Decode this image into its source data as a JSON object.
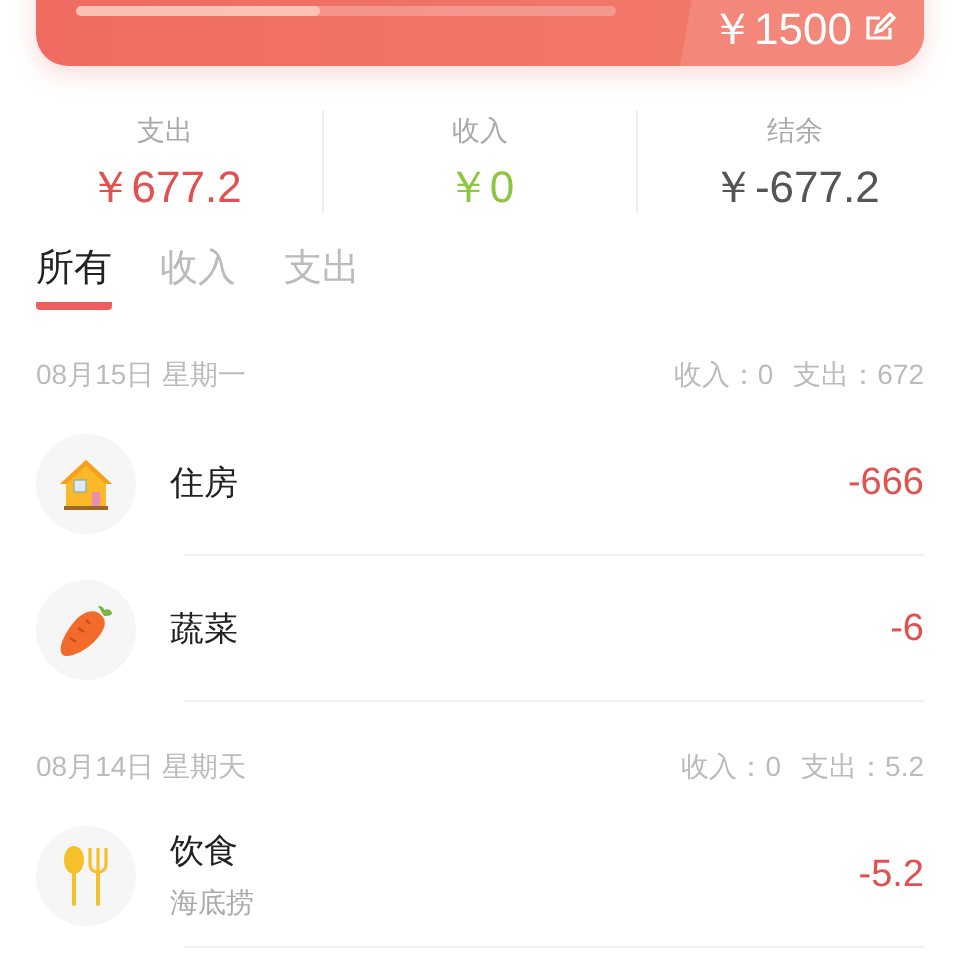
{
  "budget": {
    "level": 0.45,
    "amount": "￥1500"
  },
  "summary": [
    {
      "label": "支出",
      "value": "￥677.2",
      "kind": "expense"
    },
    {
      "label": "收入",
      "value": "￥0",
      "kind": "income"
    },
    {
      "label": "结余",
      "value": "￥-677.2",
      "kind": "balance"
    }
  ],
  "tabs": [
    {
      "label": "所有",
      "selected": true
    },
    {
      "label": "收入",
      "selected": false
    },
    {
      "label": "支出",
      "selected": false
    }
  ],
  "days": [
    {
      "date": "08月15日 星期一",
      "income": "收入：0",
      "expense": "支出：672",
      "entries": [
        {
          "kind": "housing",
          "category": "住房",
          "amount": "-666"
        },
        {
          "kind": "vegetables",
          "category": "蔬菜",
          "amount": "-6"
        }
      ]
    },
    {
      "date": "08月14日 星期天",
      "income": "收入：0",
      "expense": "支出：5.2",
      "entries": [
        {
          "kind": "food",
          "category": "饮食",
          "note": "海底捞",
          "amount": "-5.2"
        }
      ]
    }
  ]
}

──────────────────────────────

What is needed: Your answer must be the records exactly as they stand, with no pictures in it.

Task output:
Decode this image into its source data as a JSON object.
{
  "budget": {
    "level": 0.45,
    "amount": "￥1500"
  },
  "summary": [
    {
      "label": "支出",
      "value": "￥677.2",
      "kind": "expense"
    },
    {
      "label": "收入",
      "value": "￥0",
      "kind": "income"
    },
    {
      "label": "结余",
      "value": "￥-677.2",
      "kind": "balance"
    }
  ],
  "tabs": [
    {
      "label": "所有",
      "selected": true
    },
    {
      "label": "收入",
      "selected": false
    },
    {
      "label": "支出",
      "selected": false
    }
  ],
  "days": [
    {
      "date": "08月15日 星期一",
      "income": "收入：0",
      "expense": "支出：672",
      "entries": [
        {
          "kind": "housing",
          "category": "住房",
          "amount": "-666"
        },
        {
          "kind": "vegetables",
          "category": "蔬菜",
          "amount": "-6"
        }
      ]
    },
    {
      "date": "08月14日 星期天",
      "income": "收入：0",
      "expense": "支出：5.2",
      "entries": [
        {
          "kind": "food",
          "category": "饮食",
          "note": "海底捞",
          "amount": "-5.2"
        }
      ]
    }
  ]
}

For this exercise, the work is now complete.